Professor Doug Jones AO will participate in a panel discussion in a webinar “Roundtable on Managing Expert Witnesses: Hot-Tubbing Included!” as part of ‘ADR Online: AIAC Webinar series’ on Thursday, 18 June 2020 at 7pm MYT (GMT+8).
During this roundtable session, the panel will consider the issues below in their role as Presiding Arbitrator, Co-Arbitrators, Counsel, and Expert Witness and debate what the industry considers to be the foremost method for expert witness examinations in arbitration.
- Professor Doug Jones AO, Atkin Chambers
- Professor Janet Walker, Int-Arb Arbitrators
- Rajendra Navaratnam, Azman Davidson & Co
- Katie Chung, Norton Rose Fullbright (Asia) LLP
- Premjit Dass, Ankura
Background to the event:
From the courts of Australia came a new technique of examining expert witnesses called “Hot-Tubbing.” This technique has not only found a place in the courts but also has been widely adopted in arbitrations. While Hot-Tubbing has been oft considered, it is not the only way in which experts can be managed throughout the proceedings. Long before the emergence of Hot-Tubbing, tribunals implemented expert case management meetings as well as joint expert reports, which have arguably become a pivotal method for the conduct of effective arbitral proceedings. The apparent advantages of these methods of managing the experts, besides saving time, is that any disagreement between the experts becomes inherently obvious and they can discuss and challenge each other’s views on the spot.

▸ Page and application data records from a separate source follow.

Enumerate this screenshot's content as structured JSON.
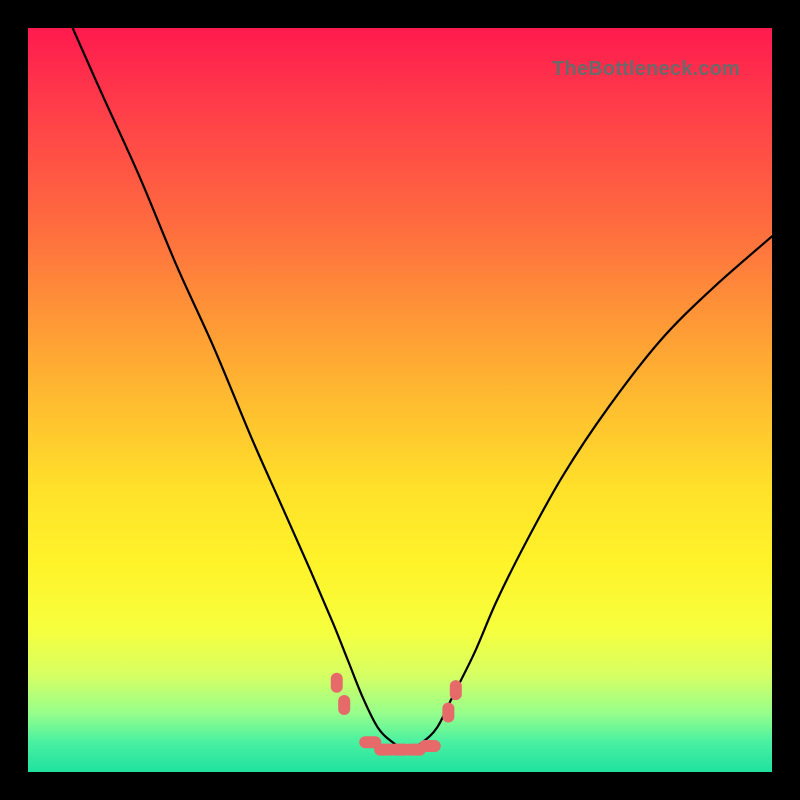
{
  "watermark": "TheBottleneck.com",
  "colors": {
    "frame": "#000000",
    "curve": "#000000",
    "marker": "#e66a6a",
    "gradient_stops": [
      "#ff1a4e",
      "#ff3b4a",
      "#ff6a3f",
      "#ff9a36",
      "#ffc22f",
      "#ffe12a",
      "#fff32a",
      "#f6ff3e",
      "#d6ff63",
      "#98ff8b",
      "#49f0a1",
      "#1fe2a0"
    ]
  },
  "chart_data": {
    "type": "line",
    "title": "",
    "xlabel": "",
    "ylabel": "",
    "xlim": [
      0,
      100
    ],
    "ylim": [
      0,
      100
    ],
    "grid": false,
    "legend": false,
    "note": "Axes are unlabeled; values are estimated from pixel positions on a 0–100 scale for each axis (0 at bottom/left). Curve shows a deep V/U-shaped profile with minimum near x≈48–54.",
    "series": [
      {
        "name": "curve",
        "x": [
          6,
          10,
          15,
          20,
          25,
          30,
          34,
          38,
          41,
          43,
          45,
          47,
          49,
          51,
          53,
          55,
          57,
          60,
          63,
          67,
          72,
          78,
          85,
          92,
          100
        ],
        "y": [
          100,
          91,
          80,
          68,
          57,
          45,
          36,
          27,
          20,
          15,
          10,
          6,
          4,
          3,
          4,
          6,
          10,
          16,
          23,
          31,
          40,
          49,
          58,
          65,
          72
        ]
      }
    ],
    "markers": {
      "name": "highlighted-points",
      "x": [
        41.5,
        42.5,
        46,
        48,
        50,
        52,
        54,
        56.5,
        57.5
      ],
      "y": [
        12,
        9,
        4,
        3,
        3,
        3,
        3.5,
        8,
        11
      ]
    }
  }
}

This exchange can provide more clarity to the complex technical issues and make it easier to understand for a tribunal that does not have in-depth technical expertise. Although these added benefits make the expert testimony more concise, some disadvantages are that parties are not in control of the process, which can detract from their presentation of the case. To some, being able to present a story with the expert or put the other side’s expert through rigorous cross-examination is of utmost importance. When Hot-Tubbing, for example, the arbitrators control the questions and therefore, the flow of the evidence provided. In weighing the costs and benefits of managing experts, what is more important, saving time and providing clarity or allowing the parties the opportunity to present their case as they so choose?
To register, please email: email@example.com.